**DATASET ENTRIES:**

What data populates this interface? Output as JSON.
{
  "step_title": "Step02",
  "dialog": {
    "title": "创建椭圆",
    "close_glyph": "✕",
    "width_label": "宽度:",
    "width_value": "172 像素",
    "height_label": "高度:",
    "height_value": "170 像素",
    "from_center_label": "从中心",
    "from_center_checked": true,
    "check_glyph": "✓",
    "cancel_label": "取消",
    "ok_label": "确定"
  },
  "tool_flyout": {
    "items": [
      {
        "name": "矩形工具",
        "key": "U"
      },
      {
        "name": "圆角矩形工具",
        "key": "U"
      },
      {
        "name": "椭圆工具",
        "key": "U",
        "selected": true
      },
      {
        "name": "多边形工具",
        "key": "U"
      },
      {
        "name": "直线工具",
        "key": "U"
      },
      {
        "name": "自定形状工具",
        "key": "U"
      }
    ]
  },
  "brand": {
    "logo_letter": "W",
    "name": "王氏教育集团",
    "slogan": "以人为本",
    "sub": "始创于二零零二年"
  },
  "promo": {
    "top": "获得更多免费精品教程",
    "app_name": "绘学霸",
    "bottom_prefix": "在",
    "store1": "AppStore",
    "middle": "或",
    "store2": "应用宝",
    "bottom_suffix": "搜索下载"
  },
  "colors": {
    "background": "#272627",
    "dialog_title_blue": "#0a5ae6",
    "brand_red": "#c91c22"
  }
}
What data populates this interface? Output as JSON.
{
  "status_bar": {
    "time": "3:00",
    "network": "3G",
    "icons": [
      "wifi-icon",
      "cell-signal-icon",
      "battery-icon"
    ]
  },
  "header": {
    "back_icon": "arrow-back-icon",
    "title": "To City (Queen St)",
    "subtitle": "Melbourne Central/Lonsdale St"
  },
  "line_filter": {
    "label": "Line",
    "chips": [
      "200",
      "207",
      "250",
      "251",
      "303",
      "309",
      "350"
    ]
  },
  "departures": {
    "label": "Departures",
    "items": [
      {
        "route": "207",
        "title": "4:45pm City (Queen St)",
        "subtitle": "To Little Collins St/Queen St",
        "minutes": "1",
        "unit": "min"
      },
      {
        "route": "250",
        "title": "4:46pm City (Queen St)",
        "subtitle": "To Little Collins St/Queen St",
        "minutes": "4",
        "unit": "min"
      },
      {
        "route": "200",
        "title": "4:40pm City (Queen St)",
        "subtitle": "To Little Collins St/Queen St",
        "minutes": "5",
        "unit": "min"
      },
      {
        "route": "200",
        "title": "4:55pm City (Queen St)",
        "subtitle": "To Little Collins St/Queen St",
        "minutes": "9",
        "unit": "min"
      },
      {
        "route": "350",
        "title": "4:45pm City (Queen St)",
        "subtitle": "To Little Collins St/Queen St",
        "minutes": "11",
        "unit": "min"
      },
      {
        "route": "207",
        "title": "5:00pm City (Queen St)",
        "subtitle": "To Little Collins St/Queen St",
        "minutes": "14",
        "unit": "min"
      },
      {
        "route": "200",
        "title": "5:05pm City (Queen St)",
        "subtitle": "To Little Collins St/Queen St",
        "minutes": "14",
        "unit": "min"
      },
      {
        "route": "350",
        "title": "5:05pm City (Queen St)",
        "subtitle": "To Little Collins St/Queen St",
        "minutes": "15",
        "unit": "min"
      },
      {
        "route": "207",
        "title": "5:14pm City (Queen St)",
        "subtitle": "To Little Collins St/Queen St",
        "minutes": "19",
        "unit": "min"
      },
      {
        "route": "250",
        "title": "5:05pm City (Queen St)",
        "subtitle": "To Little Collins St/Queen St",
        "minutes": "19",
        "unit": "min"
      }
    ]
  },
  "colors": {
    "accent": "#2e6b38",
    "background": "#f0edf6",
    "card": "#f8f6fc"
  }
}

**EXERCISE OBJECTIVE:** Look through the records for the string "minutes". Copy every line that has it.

**ANSWER TO THE EXERCISE:**
        "minutes": "1",
        "minutes": "4",
        "minutes": "5",
        "minutes": "9",
        "minutes": "11",
        "minutes": "14",
        "minutes": "14",
        "minutes": "15",
        "minutes": "19",
        "minutes": "19",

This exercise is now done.